Plotting Urban Futures
Posted March 29, 2021
April 1, 2021
6:00 - 7:00 PM
Virtual, via BlueJeans
Join SLS as they welcome Dr. James Roane, Assistant Professor of African and African American Studies, School of Social Transformation, Arizona State University and co-founder of the Black Ecologies Initiative, ASU Institute for Humanities Research.

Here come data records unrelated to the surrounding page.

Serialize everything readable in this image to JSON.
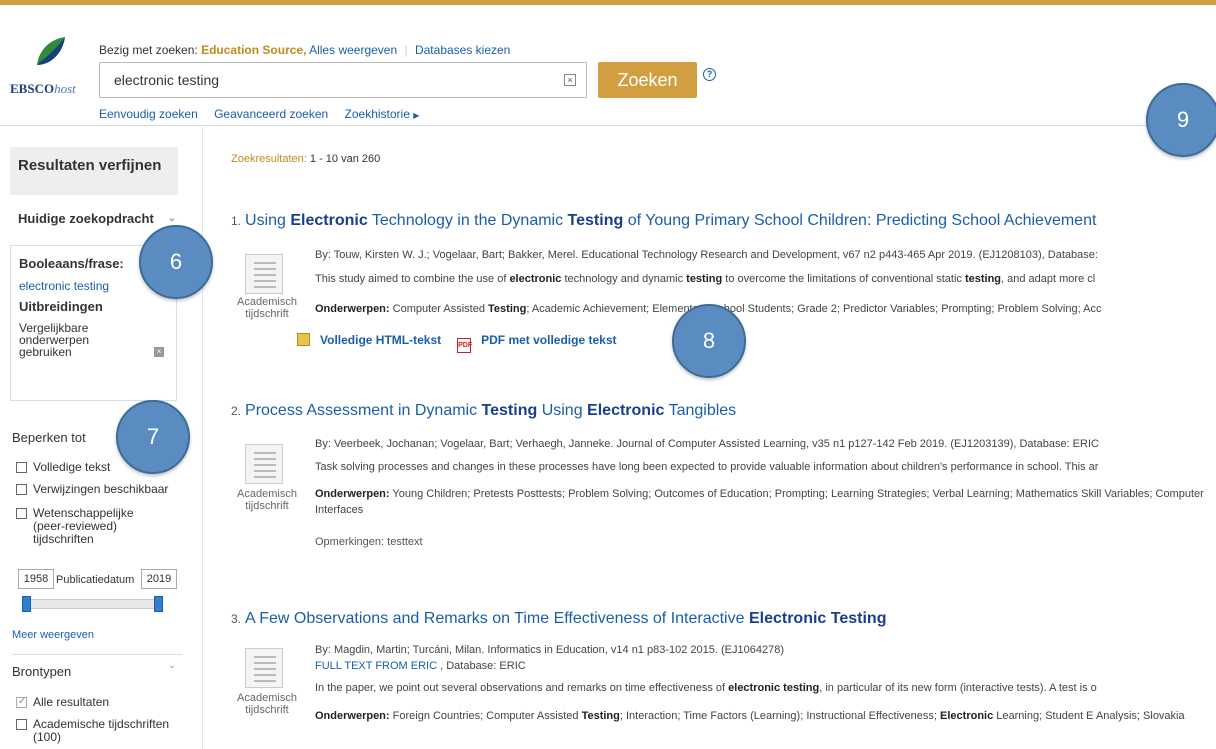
{
  "header": {
    "logo_text": "EBSCO",
    "logo_host": "host",
    "searching_label": "Bezig met zoeken:",
    "database": "Education Source,",
    "show_all": "Alles weergeven",
    "choose_db": "Databases kiezen",
    "query": "electronic testing",
    "search_button": "Zoeken",
    "help": "?",
    "links": [
      "Eenvoudig zoeken",
      "Geavanceerd zoeken",
      "Zoekhistorie"
    ]
  },
  "callouts": [
    "6",
    "7",
    "8",
    "9"
  ],
  "sidebar": {
    "refine_title": "Resultaten verfijnen",
    "current_query_title": "Huidige zoekopdracht",
    "boolean_label": "Booleaans/frase:",
    "boolean_term": "electronic testing",
    "extensions_label": "Uitbreidingen",
    "extension_item": "Vergelijkbare onderwerpen gebruiken",
    "limit_title": "Beperken tot",
    "limits": [
      "Volledige tekst",
      "Verwijzingen beschikbaar",
      "Wetenschappelijke (peer-reviewed) tijdschriften"
    ],
    "year_from": "1958",
    "pub_date_label": "Publicatiedatum",
    "year_to": "2019",
    "more_link": "Meer weergeven",
    "source_types_title": "Brontypen",
    "source_types": [
      "Alle resultaten",
      "Academische tijdschriften (100)"
    ]
  },
  "results": {
    "summary_label": "Zoekresultaten:",
    "summary_range": "1 - 10 van 260",
    "type_label": "Academisch tijdschrift",
    "subjects_label": "Onderwerpen:",
    "items": [
      {
        "num": "1.",
        "title_parts": [
          "Using ",
          "Electronic",
          " Technology in the Dynamic ",
          "Testing",
          " of Young Primary School Children: Predicting School Achievement"
        ],
        "byline": "By: Touw, Kirsten W. J.; Vogelaar, Bart; Bakker, Merel. Educational Technology Research and Development, v67 n2 p443-465 Apr 2019. (EJ1208103), Database:",
        "abstract_parts": [
          "This study aimed to combine the use of ",
          "electronic",
          " technology and dynamic ",
          "testing",
          " to overcome the limitations of conventional static ",
          "testing",
          ", and adapt more cl"
        ],
        "subjects_parts": [
          " Computer Assisted ",
          "Testing",
          "; Academic Achievement; Elementary School Students; Grade 2; Predictor Variables; Prompting; Problem Solving; Acc"
        ],
        "html_fulltext": "Volledige HTML-tekst",
        "pdf_fulltext": "PDF met volledige tekst"
      },
      {
        "num": "2.",
        "title_parts": [
          "Process Assessment in Dynamic ",
          "Testing",
          " Using ",
          "Electronic",
          " Tangibles"
        ],
        "byline": "By: Veerbeek, Jochanan; Vogelaar, Bart; Verhaegh, Janneke. Journal of Computer Assisted Learning, v35 n1 p127-142 Feb 2019. (EJ1203139), Database: ERIC",
        "abstract": "Task solving processes and changes in these processes have long been expected to provide valuable information about children's performance in school. This ar",
        "subjects": " Young Children; Pretests Posttests; Problem Solving; Outcomes of Education; Prompting; Learning Strategies; Verbal Learning; Mathematics Skill Variables; Computer Interfaces",
        "notes": "Opmerkingen:  testtext"
      },
      {
        "num": "3.",
        "title_parts": [
          "A Few Observations and Remarks on Time Effectiveness of Interactive ",
          "Electronic",
          " ",
          "Testing",
          ""
        ],
        "byline": "By: Magdin, Martin; Turcáni, Milan. Informatics in Education, v14 n1 p83-102 2015. (EJ1064278)",
        "full_text_eric": "FULL TEXT FROM ERIC",
        "database_eric": " , Database: ERIC",
        "abstract_parts": [
          "In the paper, we point out several observations and remarks on time effectiveness of ",
          "electronic testing",
          ", in particular of its new form (interactive tests). A test is o"
        ],
        "subjects_parts": [
          " Foreign Countries; Computer Assisted ",
          "Testing",
          "; Interaction; Time Factors (Learning); Instructional Effectiveness; ",
          "Electronic",
          " Learning; Student E Analysis; Slovakia"
        ]
      }
    ]
  }
}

Dr. Roane's talk focuses on the 1964 North Philadelphia riot. The riot brings into focus the terrain charted in the aspirations for the city pledged by ordinary Black people. Through alternative spatial lexicons of Black social existence that tread within the territory of the illegible there are novel forms of sovereignty that emerged to express a fleeting world of capital’s disbandment, the appropriation of urban architectures and infrastructures—the underlying spatial relations and disavowals of connection rather than simply brick and cement features-- for the full expression of Black social life as opposed to the logics of flow, extraction, and legibility embedded by dominant urbanists in sidewalks, streets, row houses, and other spatial features prescribed to regulate urban sociality by taming desire, steadying market demands, and ensuring access by police.
He situates the riot in the longer pre- and post-Emancipation tradition of a Black counter movement against enclosure, violence, extraction, disposability, and the spatial and temporal regulation born in plantation ecologies, that he draws on Sylvia Wynter in describing through the rubric of plotting.